Dravet syndrome International Patient Registry

International Dravet syndrome Patient Registry

Solving the Puzzle of Intractable Childhood Epilepsy Syndromes

Michelle Welborn, PharmD

Intractable Childhood Epilepsy Alliance

Lewisville, North Carolina   USA

Introduction:

The genetic basis of pediatric epilepsy syndromes is receiving increasing attention as known seizure propagating gene mutations are identified and genetic testing is commercially available.   Dravet syndrome, or severe myoclonic epilepsy of infancy (SMEI),  is an epileptic encephalopathy caused by a mutation in the SCN1A gene in  80% of children affected. The Dravet Syndrome Registry is a longitudinal and prospective, observational and non-interventional study that will help solve the puzzle of  this rare syndrome by  narrowing the gap between cell based knowledge and clinical disease.

Methods:

Online questionaire developed through Vista Vanguard Software

Participants identified through web based support group
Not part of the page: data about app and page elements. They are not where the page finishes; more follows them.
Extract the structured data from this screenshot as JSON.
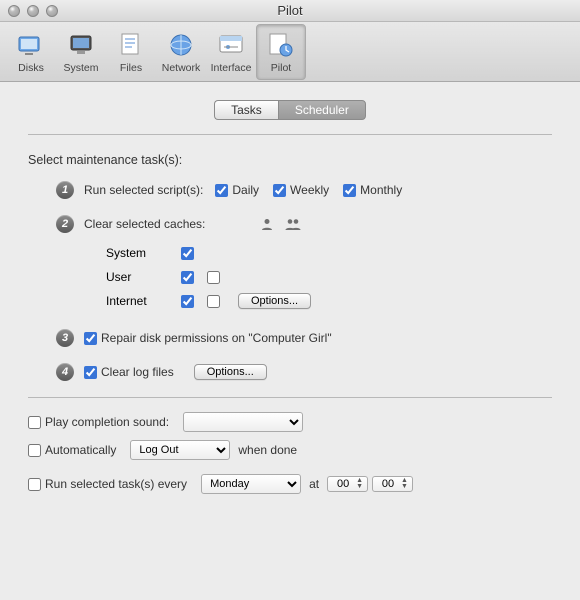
{
  "window": {
    "title": "Pilot"
  },
  "toolbar": {
    "items": [
      {
        "label": "Disks"
      },
      {
        "label": "System"
      },
      {
        "label": "Files"
      },
      {
        "label": "Network"
      },
      {
        "label": "Interface"
      },
      {
        "label": "Pilot"
      }
    ]
  },
  "tabs": {
    "tasks": "Tasks",
    "scheduler": "Scheduler"
  },
  "section_title": "Select maintenance task(s):",
  "steps": {
    "s1": {
      "label": "Run selected script(s):",
      "daily": "Daily",
      "weekly": "Weekly",
      "monthly": "Monthly"
    },
    "s2": {
      "label": "Clear selected caches:",
      "rows": {
        "system": "System",
        "user": "User",
        "internet": "Internet"
      },
      "options": "Options..."
    },
    "s3": {
      "label": "Repair disk permissions on \"Computer Girl\""
    },
    "s4": {
      "label": "Clear log files",
      "options": "Options..."
    }
  },
  "footer": {
    "play_sound": "Play completion sound:",
    "auto_pre": "Automatically",
    "auto_action": "Log Out",
    "auto_post": "when done",
    "run_every_pre": "Run selected task(s) every",
    "run_day": "Monday",
    "run_at": "at",
    "hh": "00",
    "mm": "00"
  }
}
Questionaire launched for beta testing – parents concented

Results:

Literature Cited:

Dravet c, Bureau M, et al.  Severe myoclonic  epilepsy of infancy: In Roger J, et al: Epileptic Syndromes in Infancy, Childhood and Adolescence, 3ed. John Libbey, Eastligh, pp81-103.

DeLisa Fairweather, Department of Pathology, Johns Hopkins University, Baltimore, MD 21205, USA; fax: 410-614-3548; email: delisafairweather@yahoo.com

National Institute of Health.  Numbers Count: Mental Disease in America.  http:// www.nimh.nih.gov/publicat/numbers/cfm

Registries for Evaluation of Patient Outcomes:  A User’s Guide.  AHRQ http://effective healthcare.ahrq.gov/

Conclusion:

Beta testing of this simple registry revealed interesting trends in the family history of this epileptic encephalopathy including  co- morbid conditions, average age of diagnosis of Dravet syndrome, drugs that improve or worsen the condition, variation of  “acceptable” seizure control, and parent understanding of medical questions.

This database will be organized into a validated commercially available software system  after refinements and will be expanded to include all intractable childhood epilepsy syndromes.  A physician registry will be  launched with SCN1A referral centers as they are identified and developed.